Awesome, Dear Boy: Frank Langella considers Dawg to be one of his three favorite roles (the other two are Richard Nixon and Skeletor), because he got to not only be a pirate, but a scenery-chewing over-the-top bad guy pirate. Apparently, the man loves being able to just go for broke in a role.
Box Office Bomb: Third largest confirmed loss in history at $89 million, $140 million when adjusted for inflation.
Breakthrough Hit: Despite the film flopping, it got John Debney (who mostly had been a television composer before this) noticed in the film scoring circles and launched his career.
Contractual Obligation Project: The film's existence had a lot to do with it being this for many of the people involved. The producers, for example were obligated to make the film because the money had already been raised and Geena Davis and Renny Harlin were contractually tied to do it.
Creator Killer: Cutthroat Island bankrupted the studio Carolco, as well as destroying Geena Davis' career and her then-husband Renny Harlin's respectability as a director (only the distributor came out rather unharmed). The flop of this film (as well as that of The Long Kiss Goodnight, also starring Davis and directed by Harlin) is widely credited with destroying their marriage, as Harlin had pushed for Davis, then known for comedic roles, to headline the two blockbusters.
Epic Fail: A meta-example with what happened at the box office and how it affected almost everyone involved.
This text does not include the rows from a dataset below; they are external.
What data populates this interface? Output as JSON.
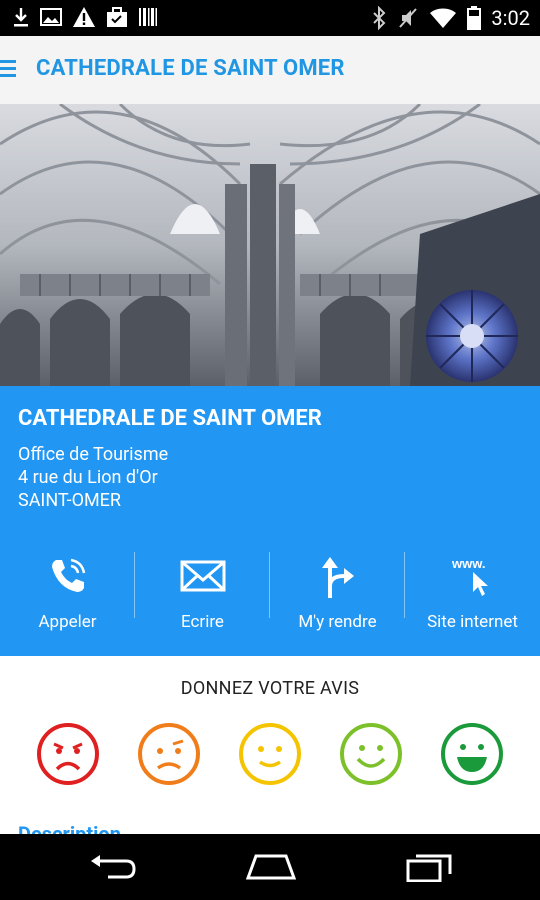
{
  "status_bar": {
    "time": "3:02",
    "left_icons": [
      "download-icon",
      "image-icon",
      "warning-icon",
      "briefcase-icon",
      "barcode-icon"
    ],
    "right_icons": [
      "bluetooth-icon",
      "mute-icon",
      "wifi-icon",
      "battery-icon"
    ]
  },
  "app_bar": {
    "title": "CATHEDRALE DE SAINT OMER",
    "accent": "#2196e3"
  },
  "hero": {
    "page_count": 2,
    "current_page": 1
  },
  "info": {
    "title": "CATHEDRALE DE SAINT OMER",
    "address": [
      "Office de Tourisme",
      "4 rue du Lion d'Or",
      "SAINT-OMER"
    ],
    "background": "#2196f3",
    "actions": [
      {
        "label": "Appeler",
        "icon": "phone-icon"
      },
      {
        "label": "Ecrire",
        "icon": "envelope-icon"
      },
      {
        "label": "M'y rendre",
        "icon": "directions-icon"
      },
      {
        "label": "Site internet",
        "icon": "www-icon"
      }
    ]
  },
  "rating": {
    "heading": "DONNEZ VOTRE AVIS",
    "options": [
      {
        "icon": "angry-face-icon",
        "color": "#e02020"
      },
      {
        "icon": "sad-face-icon",
        "color": "#f07d1a"
      },
      {
        "icon": "neutral-smile-icon",
        "color": "#f5c400"
      },
      {
        "icon": "happy-face-icon",
        "color": "#7cc12a"
      },
      {
        "icon": "laughing-face-icon",
        "color": "#1a9a3a"
      }
    ]
  },
  "section": {
    "title": "Description"
  }
}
Not only was it the biggest bomb in film history, Geena Davis's career was derailed, her marriage to the director collapsed and she never fronted a major release again. Not only that, but the director, Renny Harlin, had his career destroyed as well, and it also succeeded in sinking the company that released it. It also managed to successfully kill the swashbuckling genre for two decades until Pirates of the Caribbean came round.
Genre-Killer: Some have accused the film of being this for swashbuckling pirate movies. In reality, the genre was already dead at the time; Cutthroat Island just failed to revive it (an admittedly spectacular failure, that is). We would not see another swashbuckling pirate movie from a major studio until Disney released Pirates of the Caribbean: The Curse of the Black Pearl in 2003, and more than a decade afterwards the genre is still devoid of major titles not belonging to said franchise.
Renny Harlin and Geena Davis, who had a reasonably successful marriage and creative partnership at the time, began to explore the possibility that she might be able to expand from the light comedies she'd made her name with to action movies. A pirate movie seemed like a good place to try to start.
Michael Douglas conditioned his appearance on getting an equal amount of screen time as Davis. After he began to suspect the filmmakers were adding scenes for her without letting him know, he quit. Many other prominent male stars turned it down before Matthew Modine took the part. While it was partially a boon to the producers in that he actually knows how to fence, he was also not the first or even the 17th person you'd think of for an action-adventure swashbuckling male lead at the time.
Due to the casting distractions, Harlin hadn't really been able to pay attention to the sets and production design. When he finally did, he didn't like any of it. It all had to be redesigned and rebuilt in a rather short time frame—and then the script had to be rewritten to accommodate the changes. Both had a lot to do with driving the film's budget way up.
Oliver Reed had been cast as Mordechai "Fingers" Adams, but had to be replaced after (surprise!) he got drunk and flashed Davis on the set. By that time Davis and Harlin had lost any enthusiasm they had originally had for the project and were strictly in it because they were contractually obligated. And they were getting paid.
Matthew Modine several years later went on record to explain some of the reasons why the film's costs spiralled so much and became such an expensive flop. He cited one example where cases and cases of V8 juice were shipped out to Malta, expressly for Harlin and Davis. Towards the end of the shoot, the juice was served up for everybody as there was an entire room of it to be dispensed with. He also said that every scene had three cameras in constant use, resulting in tons and tons of film being used for every shot.
Broken pipes caused raw sewage to pour into the water tank where the actors were supposed to swim.
The less than $10 million the film made at the box office against a budget over ten times that led to cascading Creator Failure: Carolco, the studio, went bankrupt. Harlin and Davis tried one more film together, The Long Kiss Goodnight, and then called it a marriage. She hasn't been the A-list lead she was before then, and his projects since have mostly been low-budget genre films. The film is also blamed for killing the pirate movie until Pirates of the Caribbean. Although it's more accurate to say it failed to relaunch the genre, since there hadn't been many made before it.
Meryl Streep was also very, very close to playing the part of Morgan but had too much of a busy schedule to work it in.
The origins of this movie actually date back to 1986 when a movie called Bloody Bess was in production. The movie also starred a female swashbuckler, but was set to be a lot more violent and darker than Cutthroat was. The movie was cancelled but Renny Harlin, who was working at Empire Studios at the time the film was in talks, liked the idea of a female pirate and reused it later on.